Data shown:
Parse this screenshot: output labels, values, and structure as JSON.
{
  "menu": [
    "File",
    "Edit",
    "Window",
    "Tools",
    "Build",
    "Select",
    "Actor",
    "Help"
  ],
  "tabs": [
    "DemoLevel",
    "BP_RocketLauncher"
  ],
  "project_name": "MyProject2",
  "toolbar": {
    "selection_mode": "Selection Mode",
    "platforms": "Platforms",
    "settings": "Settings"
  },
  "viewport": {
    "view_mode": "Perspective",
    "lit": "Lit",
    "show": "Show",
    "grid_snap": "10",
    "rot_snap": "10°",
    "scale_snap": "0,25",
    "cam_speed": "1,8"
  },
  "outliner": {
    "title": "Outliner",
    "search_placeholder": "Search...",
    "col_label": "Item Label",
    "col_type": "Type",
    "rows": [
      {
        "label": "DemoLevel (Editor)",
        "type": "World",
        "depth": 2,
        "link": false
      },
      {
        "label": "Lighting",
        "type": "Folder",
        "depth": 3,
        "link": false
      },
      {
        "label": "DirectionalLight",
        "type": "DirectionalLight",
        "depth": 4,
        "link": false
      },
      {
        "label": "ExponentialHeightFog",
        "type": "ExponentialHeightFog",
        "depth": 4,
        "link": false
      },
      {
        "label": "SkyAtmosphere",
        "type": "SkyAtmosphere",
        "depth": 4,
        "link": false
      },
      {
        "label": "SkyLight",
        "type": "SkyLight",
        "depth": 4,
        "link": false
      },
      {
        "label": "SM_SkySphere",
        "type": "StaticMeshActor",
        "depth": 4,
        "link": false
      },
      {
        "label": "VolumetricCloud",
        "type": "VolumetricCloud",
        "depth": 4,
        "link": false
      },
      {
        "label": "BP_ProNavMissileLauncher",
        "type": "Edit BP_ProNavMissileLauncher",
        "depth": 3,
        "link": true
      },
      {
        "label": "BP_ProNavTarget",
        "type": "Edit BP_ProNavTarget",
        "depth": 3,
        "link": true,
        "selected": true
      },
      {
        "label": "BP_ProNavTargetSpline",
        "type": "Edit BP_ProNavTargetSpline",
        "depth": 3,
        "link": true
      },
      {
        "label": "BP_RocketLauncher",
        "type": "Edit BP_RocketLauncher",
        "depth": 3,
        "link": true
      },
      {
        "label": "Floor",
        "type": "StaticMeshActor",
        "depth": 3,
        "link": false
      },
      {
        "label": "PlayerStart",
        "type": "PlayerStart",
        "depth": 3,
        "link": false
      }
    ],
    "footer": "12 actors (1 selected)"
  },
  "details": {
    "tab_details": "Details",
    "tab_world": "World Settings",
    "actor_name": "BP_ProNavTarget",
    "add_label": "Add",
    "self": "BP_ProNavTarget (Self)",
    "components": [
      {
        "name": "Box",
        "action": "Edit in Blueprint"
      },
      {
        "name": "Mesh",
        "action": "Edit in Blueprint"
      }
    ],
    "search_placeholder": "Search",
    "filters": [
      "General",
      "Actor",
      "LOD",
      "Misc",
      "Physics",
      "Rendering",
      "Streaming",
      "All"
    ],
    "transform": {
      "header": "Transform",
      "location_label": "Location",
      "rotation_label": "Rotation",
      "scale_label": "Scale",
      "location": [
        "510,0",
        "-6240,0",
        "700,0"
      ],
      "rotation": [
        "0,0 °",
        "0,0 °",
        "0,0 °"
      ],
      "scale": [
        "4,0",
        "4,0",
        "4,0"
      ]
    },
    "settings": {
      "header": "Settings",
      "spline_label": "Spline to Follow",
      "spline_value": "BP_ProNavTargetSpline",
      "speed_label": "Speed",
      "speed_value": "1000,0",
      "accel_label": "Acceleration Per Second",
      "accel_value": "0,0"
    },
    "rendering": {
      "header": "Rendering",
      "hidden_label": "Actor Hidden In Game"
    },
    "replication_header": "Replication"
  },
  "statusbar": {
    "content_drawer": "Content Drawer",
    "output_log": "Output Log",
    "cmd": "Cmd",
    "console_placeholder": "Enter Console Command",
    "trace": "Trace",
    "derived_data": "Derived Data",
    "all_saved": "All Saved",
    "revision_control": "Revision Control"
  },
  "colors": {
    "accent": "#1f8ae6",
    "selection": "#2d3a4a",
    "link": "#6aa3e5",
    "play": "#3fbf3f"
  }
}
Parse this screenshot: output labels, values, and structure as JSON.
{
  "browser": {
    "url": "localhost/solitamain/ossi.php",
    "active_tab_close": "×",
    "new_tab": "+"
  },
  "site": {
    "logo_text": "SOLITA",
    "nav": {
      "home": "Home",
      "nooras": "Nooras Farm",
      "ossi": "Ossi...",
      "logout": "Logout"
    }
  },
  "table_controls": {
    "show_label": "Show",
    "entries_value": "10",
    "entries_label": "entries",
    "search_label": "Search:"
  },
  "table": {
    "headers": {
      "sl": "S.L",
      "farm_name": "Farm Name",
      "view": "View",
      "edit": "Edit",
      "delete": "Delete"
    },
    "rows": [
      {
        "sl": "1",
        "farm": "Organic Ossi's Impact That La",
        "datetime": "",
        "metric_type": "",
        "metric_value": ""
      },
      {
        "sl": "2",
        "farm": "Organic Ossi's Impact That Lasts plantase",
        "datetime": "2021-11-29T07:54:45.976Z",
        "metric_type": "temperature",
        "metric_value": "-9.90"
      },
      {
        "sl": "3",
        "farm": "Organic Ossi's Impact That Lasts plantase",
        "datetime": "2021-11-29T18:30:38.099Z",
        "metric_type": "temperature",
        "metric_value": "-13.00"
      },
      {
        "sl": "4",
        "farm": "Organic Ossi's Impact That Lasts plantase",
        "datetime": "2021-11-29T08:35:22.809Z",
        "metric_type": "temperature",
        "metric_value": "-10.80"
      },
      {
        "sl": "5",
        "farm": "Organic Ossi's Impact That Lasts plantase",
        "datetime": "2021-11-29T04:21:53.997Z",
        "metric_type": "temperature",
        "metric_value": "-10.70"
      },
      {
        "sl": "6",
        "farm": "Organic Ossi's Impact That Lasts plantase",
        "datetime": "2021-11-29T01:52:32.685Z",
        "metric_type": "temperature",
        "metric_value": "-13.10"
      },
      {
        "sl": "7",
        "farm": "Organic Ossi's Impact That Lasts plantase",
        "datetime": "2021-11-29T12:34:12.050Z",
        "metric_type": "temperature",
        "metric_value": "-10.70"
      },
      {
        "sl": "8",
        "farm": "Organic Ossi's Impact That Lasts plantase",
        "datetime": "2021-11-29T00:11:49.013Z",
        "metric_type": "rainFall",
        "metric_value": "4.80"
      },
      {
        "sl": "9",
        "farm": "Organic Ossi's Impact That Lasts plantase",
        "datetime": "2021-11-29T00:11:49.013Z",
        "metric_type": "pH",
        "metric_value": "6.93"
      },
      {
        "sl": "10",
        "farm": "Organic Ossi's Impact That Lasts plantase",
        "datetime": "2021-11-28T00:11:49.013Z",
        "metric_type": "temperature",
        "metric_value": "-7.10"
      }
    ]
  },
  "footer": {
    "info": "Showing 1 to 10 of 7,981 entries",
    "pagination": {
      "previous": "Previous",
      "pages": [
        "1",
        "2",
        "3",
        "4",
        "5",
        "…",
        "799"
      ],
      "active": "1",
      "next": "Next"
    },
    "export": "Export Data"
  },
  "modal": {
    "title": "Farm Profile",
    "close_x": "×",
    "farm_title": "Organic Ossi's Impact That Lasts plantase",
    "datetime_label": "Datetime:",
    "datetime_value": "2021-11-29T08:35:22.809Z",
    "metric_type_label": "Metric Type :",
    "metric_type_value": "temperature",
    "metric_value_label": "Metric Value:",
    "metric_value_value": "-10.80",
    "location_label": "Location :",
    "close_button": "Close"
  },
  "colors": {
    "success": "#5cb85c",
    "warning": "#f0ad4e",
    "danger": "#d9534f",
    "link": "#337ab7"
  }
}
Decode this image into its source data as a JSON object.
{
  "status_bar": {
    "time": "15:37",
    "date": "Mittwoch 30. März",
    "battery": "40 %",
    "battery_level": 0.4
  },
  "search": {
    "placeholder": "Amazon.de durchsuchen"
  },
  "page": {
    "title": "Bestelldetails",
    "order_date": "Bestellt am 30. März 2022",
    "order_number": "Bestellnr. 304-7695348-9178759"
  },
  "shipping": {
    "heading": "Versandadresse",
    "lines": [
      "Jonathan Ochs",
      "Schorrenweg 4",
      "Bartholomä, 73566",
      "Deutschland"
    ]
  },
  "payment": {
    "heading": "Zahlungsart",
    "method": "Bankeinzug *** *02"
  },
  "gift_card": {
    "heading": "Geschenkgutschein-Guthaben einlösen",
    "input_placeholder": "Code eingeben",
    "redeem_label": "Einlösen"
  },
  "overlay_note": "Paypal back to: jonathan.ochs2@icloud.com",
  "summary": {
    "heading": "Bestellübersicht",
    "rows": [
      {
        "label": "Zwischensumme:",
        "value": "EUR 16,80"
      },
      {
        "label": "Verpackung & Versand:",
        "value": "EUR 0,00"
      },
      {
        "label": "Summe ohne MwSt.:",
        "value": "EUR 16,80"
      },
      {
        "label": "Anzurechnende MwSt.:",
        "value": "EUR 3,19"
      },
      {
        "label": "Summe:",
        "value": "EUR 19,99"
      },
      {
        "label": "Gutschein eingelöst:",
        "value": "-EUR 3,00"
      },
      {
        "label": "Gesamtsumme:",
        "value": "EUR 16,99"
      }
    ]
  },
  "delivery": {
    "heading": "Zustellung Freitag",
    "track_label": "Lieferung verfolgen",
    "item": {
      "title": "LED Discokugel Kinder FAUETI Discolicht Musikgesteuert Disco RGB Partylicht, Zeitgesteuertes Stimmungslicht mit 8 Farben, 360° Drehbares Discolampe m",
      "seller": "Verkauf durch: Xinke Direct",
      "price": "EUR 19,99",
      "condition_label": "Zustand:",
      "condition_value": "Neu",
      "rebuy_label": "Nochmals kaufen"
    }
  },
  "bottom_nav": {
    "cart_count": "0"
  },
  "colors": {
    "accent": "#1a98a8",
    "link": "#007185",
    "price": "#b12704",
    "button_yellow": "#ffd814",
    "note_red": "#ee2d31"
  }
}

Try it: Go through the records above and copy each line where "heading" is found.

Result of the task:
    "heading": "Versandadresse",
    "heading": "Zahlungsart",
    "heading": "Geschenkgutschein-Guthaben einlösen",
    "heading": "Bestellübersicht",
    "heading": "Zustellung Freitag",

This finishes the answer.